So what could it all mean? One thing is clear, God’s people must be “clean” and so avoid anything that is “unclean”. Uncleanness is easily transferred from one object or person to another and so any unclean object must be avoided or destroyed and any unclean person must be removed from the camp. It seems likely that all these laws served a dual purpose. Firstly, it was a way of maintaining the health of God’s people. However the far bigger issue is that God is holy and his people must also be holy (Lev. 11:44-45). In order to be holy, they have to be “clean”, hence all the regulations.
Whatever we don’t understand about these chapters, I find Jesus’ words in Mark 7:15-23 comforting…
Nothing outside a man can make him ‘unclean’ by going into him. Rather, it is what comes out of a man that makes him ‘unclean.'” After he had left the crowd and entered the house, his disciples asked him about this parable. “Are you so dull?” he asked. “Don’t you see that nothing that enters a man from the outside can make him ‘unclean’? For it doesn’t go into his heart but into his stomach, and then out of his body.” (In saying this, Jesus declared all foods “clean.”) He went on: “What comes out of a man is what makes him ‘unclean.’ For from within, out of men’s hearts, come evil thoughts, sexual immorality, theft, murder, adultery, greed, malice, deceit, lewdness, envy, slander, arrogance and folly. All these evils come from inside and make a man ‘unclean.'”

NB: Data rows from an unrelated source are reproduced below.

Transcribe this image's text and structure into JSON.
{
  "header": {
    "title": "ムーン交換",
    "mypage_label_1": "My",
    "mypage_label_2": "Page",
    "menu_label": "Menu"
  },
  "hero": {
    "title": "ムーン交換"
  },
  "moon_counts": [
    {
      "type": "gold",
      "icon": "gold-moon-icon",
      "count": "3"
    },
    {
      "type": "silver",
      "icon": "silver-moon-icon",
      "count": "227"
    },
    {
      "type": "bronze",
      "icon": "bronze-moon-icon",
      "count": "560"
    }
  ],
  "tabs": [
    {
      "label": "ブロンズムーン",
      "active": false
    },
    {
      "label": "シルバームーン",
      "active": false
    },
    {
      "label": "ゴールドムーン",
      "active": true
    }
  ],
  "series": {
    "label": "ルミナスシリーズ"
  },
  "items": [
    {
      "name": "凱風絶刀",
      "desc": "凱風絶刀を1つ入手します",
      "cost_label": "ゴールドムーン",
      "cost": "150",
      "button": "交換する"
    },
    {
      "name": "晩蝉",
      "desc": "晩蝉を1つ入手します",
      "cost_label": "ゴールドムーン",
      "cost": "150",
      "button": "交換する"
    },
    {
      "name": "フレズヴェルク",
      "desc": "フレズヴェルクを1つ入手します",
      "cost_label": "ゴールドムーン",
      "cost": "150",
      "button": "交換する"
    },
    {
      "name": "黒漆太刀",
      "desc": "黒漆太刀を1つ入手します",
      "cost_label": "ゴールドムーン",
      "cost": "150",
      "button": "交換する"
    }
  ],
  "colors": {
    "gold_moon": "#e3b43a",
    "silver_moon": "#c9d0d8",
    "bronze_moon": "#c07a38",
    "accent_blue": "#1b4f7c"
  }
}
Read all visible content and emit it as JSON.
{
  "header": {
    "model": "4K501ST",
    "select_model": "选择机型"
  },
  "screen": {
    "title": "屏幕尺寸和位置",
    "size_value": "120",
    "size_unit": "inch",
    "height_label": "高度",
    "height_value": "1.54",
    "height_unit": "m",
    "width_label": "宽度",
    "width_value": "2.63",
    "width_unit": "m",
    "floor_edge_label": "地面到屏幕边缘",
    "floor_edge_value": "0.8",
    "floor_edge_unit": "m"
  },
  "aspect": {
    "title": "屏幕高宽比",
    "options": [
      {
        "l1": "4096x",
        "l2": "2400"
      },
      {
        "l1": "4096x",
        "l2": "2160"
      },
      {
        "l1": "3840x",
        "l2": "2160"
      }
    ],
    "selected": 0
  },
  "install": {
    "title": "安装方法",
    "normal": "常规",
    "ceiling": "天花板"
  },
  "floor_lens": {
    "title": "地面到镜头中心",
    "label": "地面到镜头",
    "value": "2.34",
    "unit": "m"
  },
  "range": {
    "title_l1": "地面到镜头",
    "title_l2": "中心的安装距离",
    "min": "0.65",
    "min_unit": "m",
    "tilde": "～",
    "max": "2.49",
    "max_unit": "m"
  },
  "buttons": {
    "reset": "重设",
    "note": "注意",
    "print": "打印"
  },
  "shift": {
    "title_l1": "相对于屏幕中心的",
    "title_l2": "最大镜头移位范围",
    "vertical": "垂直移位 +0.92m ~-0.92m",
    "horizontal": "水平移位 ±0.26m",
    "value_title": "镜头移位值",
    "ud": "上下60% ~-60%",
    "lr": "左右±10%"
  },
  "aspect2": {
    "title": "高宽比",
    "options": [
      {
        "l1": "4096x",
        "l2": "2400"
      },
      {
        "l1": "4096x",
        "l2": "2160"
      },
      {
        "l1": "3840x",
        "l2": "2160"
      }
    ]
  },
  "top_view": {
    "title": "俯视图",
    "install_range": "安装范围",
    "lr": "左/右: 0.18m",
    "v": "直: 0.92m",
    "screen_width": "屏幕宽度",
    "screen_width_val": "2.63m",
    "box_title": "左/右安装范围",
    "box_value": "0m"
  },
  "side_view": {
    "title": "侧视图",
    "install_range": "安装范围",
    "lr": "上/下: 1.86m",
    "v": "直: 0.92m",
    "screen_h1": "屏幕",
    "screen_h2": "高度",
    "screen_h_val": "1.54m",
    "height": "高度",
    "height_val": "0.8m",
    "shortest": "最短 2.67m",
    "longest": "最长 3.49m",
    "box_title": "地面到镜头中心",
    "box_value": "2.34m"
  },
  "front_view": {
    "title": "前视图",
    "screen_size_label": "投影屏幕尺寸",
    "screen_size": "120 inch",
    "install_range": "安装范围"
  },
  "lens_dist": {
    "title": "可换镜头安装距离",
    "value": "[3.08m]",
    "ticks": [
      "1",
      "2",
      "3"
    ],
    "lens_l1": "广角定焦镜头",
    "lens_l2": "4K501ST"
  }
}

I find this comforting because it clearly means that the regulations in Leviticus don’t apply anymore. But they’re challenging words too. Because they remind me that what comes out of me – out of my heart – is what God really cares about.
Praise God that in Christ, my heart has been washed clean – permanently. Evil still comes out, and I need to repent of it, but I am in Christ and so his righteousness has been reckoned to my account.
If you wanna investigate this sort of stuff further, check out Acts 10 and Hebrews 9 & 10…
Hi, I’m from Casino and have been listening to your SCPC sermons for a couple of years now… I’ve started your grow up series a bit late (obviously) but have taken up the challenge no less (& am loving it 🙂 I’m currently on holiday and came across this in some online reading which has helped to put this part of Leviticus into perspective even more so. I couldn’t help but share…
“Interestingly, evolutionists seem quite happy to accept death as an integral part of the natural selection process, and yet often accuse the so-called “God of the Old Testament” of being cruel for requiring animals’, and then Jesus’ blood to be spilled on our behalf. The reality is, though, that the author and creator of all life—according to the Bible—has the “right” (using modern terminology) to remove that life. When someone finally does what God has done and creates life from nothing, only then can they moralise over who is entitled to dictate the rules as to what happens to that new life form!
In fact, the first recorded (or implied) death in the Bible was when God killed an animal (a lamb?) to provide skins for Adam and Eve to cover themselves. By this act, God initiated the sacrificial system that required the spilling of blood to cover sin, a system that is then explicitly mentioned in the Cain and Abel narrative in Genesis 4. Furthermore, the first allusion to Christ crushing Satan is in Genesis 3:15. So, by Genesis 4, there is a linking of sin, death and the sacrificial system plus a reference to Christ coming and, linked with the sacrificial system, the need for Him to die.
Now most evangelicals would agree that Jesus Christ had to die and also had to be: a) human; b) divine; c) male; d) first-born; and e) perfect without blemish. But why? Where do we establish these criteria? Standard evangelical theological works will readily provide verses to show Jesus’ humanity and deity, but the latter three requirements are all part of the sacrificial system.
If the straight reading of Genesis 1–4 is removed, then not only is there no explanation, or justification for the sacrificial system … but there is also no valid, biblical explanation for Jesus to die.
Although the sacrificial system was present from “the beginning”, it is not until Moses that we find any codification and, with that, the “CV” that Jesus had to fulfil to be able to die for us, which provided a unique list of requirements. However, if the straight reading of Genesis 1–4 is removed, then not only is there no explanation, or justification for the sacrificial system (which, like many biblical topics up to and including the Flood is virtually universal), but there is also no valid, biblical explanation for why Jesus had to die.”
Sourced from http://creation.com/why-did-jesus-die